In the late 1980’s the United States Army War College developed the acronym VUCA to describe the conditions that would exist at the end of the Cold War with the Soviet Union. VUCA stands for “volatile”, “uncertain”, “complex”, and “ambiguous”. In hindsight, that did accurately describe what the world was like when the Soviet Union fell in 1991. Since then, the business world has adopted the VUCA acronym to suggest the many challenges that business owners, executives, and managers face. For The Certior Group, because of rapidly changing conditions in the world – for example, in politics, economics, law, technology, social norms, etc. – we’ve adopted the notion that we all live in a VUCA world.
“Everything can be taken from a man but one thing: the last of human freedoms – to choose one’s attitude in any given set of circumstances, to choose one’s own way.” – Viktor E. Frank1
Some people don’t fully appreciate the profundity of Frankl’s statement. Much of what’s VUCA in our world is beyond our individual control. We don’t control large technology companies or how they gather data about all of us. We don’t control the way government operates. We can’t control the way politics unfolds, or how the natural environment might be changing, or how social media may be changing how we experience our lives. Yet, as Viktor Frankl suggested, we have a choice; we can at least choose our attitude.

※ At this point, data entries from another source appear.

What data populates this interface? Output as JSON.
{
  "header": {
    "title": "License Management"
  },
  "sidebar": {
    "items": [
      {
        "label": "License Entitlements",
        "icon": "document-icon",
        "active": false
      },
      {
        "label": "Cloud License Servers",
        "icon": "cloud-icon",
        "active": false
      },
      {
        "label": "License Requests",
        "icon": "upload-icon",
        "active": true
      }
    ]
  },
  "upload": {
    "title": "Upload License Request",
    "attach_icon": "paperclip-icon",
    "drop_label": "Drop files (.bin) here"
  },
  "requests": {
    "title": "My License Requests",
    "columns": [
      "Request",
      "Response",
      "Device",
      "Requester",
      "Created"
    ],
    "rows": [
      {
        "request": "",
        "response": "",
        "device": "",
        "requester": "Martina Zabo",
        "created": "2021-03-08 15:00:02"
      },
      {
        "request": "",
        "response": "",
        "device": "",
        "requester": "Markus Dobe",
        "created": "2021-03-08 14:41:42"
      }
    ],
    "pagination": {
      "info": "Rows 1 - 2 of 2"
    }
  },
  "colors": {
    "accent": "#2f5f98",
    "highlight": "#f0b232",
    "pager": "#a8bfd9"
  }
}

Our firm has taken this idea of choosing one’s attitude and artificially divided the VUCA world into two attitudes: personal reactions that are “not Gratitude” or responses that are “Gratitude”. This is clearly an artificial, abstract “map”2 of the VUCA world that we live in, not the actual world of politics, Google, the internet, Facebook, Instagram, mobile devices, climate change, pollution, fake news, etc. But, as Viktor Frankl said, by choosing our way, we’re finding that following this “map”, leads to practicing Gratitude.
What does it mean to practice Gratitude? From our perspective, it means to respect, appreciate, and be generous in spirit with others and oneself. It is the ongoing practice of Gratitude that we’ve found to be one of the keys to thriving in a VUCA world. A growing body of research supports the idea that we can become more resilient, despite VUCA in our lives, when we become more grateful. How to practice Gratitude is the focus of our public events, workshops, and client work. Please join us in making Gratitude part of the antidote to a VUCA world.
(1) Man’s Search for Meaning, Viktor E. Frankl, 2006.
(2) In 1932, Polish-American scientist and philosopher Alfred Korzybski published an article in which he stated that “the map is not the territory”, meaning that abstract concepts help us understand reality but should not be confused with reality.